Sound — 8
Melodic rock comes in many distinguished forms. For Cape Town-born Civil Twilight, melodic rock gels the molten clusters of Oasis, the vibrating guitar shivers of U2, the reflective musings of Coldplay, the wind-tunnel flames of Pilot Speed, and the synth-laden cyclones of Augustana. Civil Twilight's music is a union of all these factors in their self-titled release from Wind-Up Records, producing a synthesis that has both melodic appeal and plush arcs sowed along the chord progressions. From the start, the listener is hooked by the windy blazes and explosive surges of guitarist Andrew McKellar, powered by the magnetic vocals of his brother Steven McKellar whose throbbing ripples in his bass playing and emotive piano cuts are sealed by soft wedges made by their drummer Richard Wouters. The tracks grab you like a friendly hand pulling you out of a slump. The synth-clad ducts of Human have a connective pull from the first listen, and the power rock transistors that spike Anybody Out There have a resemblance to the resonating wavelets of U2's Unforgettable Fire period. There is an 80s synth-pop feel to some of the songs, but the music never feels dated or locked in the past. Civil Twilight have a present day sound. If anything, they have improved on the staples of melodic rock conditions and synth-inflamed features. The wind-tunnel effects of What You Want are glorious, and the substantive tissue in Soldier are anchored in pop punk angst funneling a leviathan of chomping guitar crunches and rampant drumbeats. The soft piano beading of Steven's keys in Next To Me is trussed in mountains of burly guitar vibrations, and the wispy piano strokes of On The Surface have a holistic lift. The songs seep into your skin and can be a applied to a number of different circumstances that someone is going through in life. In other words, each song can mean something different to every individual. The soft broiling vibrations of the guitar chords chroming the seams of Trouble are calming on the senses, and the weeping feel of the piano keys in Human project a subtle glint of optimism. Though the tracks are perfectly polished, there is an attraction about Human that touches raw feelings. The heavy beats lining Perfect Stranger create a viable traction that pulls the listener forward, and the lucite-coating of the guitar's texture in Something She Said makes the music slippery and enables the synth-clad vibrations to slide smoothly. The folksy feel of Quiet In My Town has a whispery lilt embedded in the guitar strokes and softly lit vibrations. It ends the album with a soothing and optimistic message.

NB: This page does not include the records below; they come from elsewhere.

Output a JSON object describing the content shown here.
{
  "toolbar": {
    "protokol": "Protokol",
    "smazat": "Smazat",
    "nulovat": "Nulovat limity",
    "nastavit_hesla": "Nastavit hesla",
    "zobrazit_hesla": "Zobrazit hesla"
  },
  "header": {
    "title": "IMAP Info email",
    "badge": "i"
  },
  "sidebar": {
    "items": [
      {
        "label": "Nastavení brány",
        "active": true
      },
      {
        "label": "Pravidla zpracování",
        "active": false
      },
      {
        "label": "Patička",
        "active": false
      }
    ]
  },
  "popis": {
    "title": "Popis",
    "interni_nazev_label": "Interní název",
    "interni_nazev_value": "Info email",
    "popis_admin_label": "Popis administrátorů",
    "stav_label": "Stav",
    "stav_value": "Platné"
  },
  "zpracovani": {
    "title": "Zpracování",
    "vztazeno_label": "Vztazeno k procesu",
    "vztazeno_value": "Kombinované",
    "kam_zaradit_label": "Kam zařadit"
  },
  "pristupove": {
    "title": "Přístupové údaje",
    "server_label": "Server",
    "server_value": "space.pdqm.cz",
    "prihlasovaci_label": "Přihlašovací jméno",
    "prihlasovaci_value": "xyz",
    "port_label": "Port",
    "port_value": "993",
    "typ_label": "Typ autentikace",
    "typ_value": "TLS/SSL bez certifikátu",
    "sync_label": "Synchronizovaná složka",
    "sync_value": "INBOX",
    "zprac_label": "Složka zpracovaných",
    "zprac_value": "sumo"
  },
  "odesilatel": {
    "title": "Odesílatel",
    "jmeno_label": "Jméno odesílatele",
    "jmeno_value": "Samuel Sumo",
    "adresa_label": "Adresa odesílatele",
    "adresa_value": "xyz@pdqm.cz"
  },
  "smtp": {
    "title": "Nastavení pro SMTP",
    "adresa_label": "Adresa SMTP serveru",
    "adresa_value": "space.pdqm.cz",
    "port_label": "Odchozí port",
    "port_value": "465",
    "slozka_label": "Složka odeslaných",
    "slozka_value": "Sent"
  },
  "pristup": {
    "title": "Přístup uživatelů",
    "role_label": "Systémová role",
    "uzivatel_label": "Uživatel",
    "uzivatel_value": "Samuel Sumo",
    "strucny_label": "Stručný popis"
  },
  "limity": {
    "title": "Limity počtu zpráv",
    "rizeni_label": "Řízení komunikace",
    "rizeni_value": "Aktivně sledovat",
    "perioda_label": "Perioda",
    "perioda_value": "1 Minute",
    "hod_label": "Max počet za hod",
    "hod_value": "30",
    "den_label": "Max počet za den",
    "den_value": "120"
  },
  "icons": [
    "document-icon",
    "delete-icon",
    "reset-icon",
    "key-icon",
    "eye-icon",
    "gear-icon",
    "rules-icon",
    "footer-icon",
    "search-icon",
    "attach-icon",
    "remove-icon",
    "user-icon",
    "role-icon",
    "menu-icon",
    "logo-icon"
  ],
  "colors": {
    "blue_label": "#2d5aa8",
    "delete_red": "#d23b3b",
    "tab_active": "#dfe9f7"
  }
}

Lyrics — 8
Some lyrics have a general meaning like in Human when Steven reflects, It's only love / It's only pain / It's only fear that runs through my veins / It's all the things we can't explain / That make us human. Other lyrics verbalize dreams like in Letters From The Sky as Steven swears, One day soon, I'll hold you like the Sun holds the Moon / And we will hear those planes overhead and we won't have to be scared You're coming back for me. And then there are lyrics that vividly describe reality like in Soldier, making such declarations like I don't stop till the end of the show / I don't stop till my country says so / I don't know why I raise this Hell / I'm just a solider / Fighting for someone else / I got a big ol' family / I got a wife and she's waiting at home for me / I cleanse my sins as I walk through that door / It doesn't matter who I killed before. It's a very sobering track that leaves a clump in the listener's throat.
Overall Impression — 8
Steven McKellar tells in a recent press release that the band's objective in making the album is altruistic in nature, we hope the listener might discover something of the goodness of life. Civil Twilight's songs apparently strike a chord with themes that a number of television shows explore, evidenced by the band's songs being placed in TV shows like Human during an episode of House and Without A Trace, Quiet In My Town in One Tree Hill, and Letters From The Sky in Terminator: The Sarah Connor Chronicles. Civil Twilight's self-titled release is an album that speaks to people on a personal level while making the music sensitive to their general liking. The album has mass appeal and touches each individual in a different way, but always impacting them in a significant way very similarly to U2 through their Unforgettable Fire stage and others of U2's ilk from the 80s.